Look through the listing underneath for "item", and copy every line that has it.

[SUPPLIED MATERIAL — start]

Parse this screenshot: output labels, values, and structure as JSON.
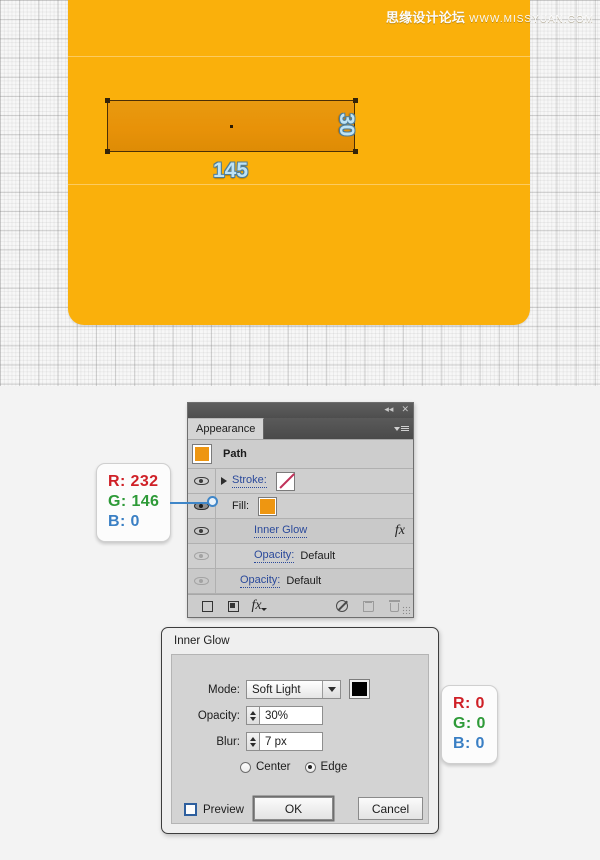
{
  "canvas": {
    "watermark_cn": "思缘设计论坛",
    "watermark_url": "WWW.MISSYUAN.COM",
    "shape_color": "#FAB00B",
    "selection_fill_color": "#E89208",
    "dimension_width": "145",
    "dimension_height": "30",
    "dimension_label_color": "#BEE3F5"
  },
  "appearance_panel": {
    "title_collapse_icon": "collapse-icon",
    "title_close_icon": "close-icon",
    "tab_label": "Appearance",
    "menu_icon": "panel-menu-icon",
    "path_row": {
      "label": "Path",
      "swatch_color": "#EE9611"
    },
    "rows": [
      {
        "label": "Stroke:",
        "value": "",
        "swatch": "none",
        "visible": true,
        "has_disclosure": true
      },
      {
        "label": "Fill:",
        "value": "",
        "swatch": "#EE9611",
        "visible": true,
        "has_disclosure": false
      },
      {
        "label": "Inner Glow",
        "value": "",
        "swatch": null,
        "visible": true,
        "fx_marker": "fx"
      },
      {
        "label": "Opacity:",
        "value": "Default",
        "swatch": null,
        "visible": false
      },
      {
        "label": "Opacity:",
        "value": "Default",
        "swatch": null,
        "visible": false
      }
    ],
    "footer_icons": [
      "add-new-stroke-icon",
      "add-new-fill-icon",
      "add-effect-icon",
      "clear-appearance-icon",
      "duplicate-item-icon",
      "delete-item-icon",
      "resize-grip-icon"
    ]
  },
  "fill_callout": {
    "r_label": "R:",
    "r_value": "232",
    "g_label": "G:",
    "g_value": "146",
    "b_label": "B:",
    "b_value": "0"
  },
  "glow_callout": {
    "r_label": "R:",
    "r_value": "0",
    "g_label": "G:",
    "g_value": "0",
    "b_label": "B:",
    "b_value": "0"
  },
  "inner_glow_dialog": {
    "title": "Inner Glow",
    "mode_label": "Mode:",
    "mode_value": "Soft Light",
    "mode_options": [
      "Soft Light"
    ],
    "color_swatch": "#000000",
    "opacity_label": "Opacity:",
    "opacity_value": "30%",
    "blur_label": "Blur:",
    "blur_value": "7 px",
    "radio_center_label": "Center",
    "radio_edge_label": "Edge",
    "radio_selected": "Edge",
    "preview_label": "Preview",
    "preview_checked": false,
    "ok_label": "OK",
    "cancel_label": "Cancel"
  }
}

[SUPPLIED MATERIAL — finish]
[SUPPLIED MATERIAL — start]

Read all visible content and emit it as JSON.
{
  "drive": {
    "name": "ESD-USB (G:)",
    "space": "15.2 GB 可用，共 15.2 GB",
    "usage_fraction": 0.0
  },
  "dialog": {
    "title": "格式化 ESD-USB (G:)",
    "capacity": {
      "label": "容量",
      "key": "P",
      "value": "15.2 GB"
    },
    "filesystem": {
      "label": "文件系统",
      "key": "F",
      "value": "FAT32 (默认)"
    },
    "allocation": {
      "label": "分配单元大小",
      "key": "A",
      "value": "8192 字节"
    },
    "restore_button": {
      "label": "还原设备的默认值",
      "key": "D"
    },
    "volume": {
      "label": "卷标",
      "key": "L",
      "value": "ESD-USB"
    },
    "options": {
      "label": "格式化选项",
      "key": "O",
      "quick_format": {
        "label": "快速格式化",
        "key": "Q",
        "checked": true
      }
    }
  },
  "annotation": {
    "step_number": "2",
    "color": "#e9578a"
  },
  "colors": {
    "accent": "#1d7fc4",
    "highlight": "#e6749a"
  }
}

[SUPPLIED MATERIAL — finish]

**SOLUTION TO THIS EXERCISE:**
      "duplicate-item-icon",
      "delete-item-icon",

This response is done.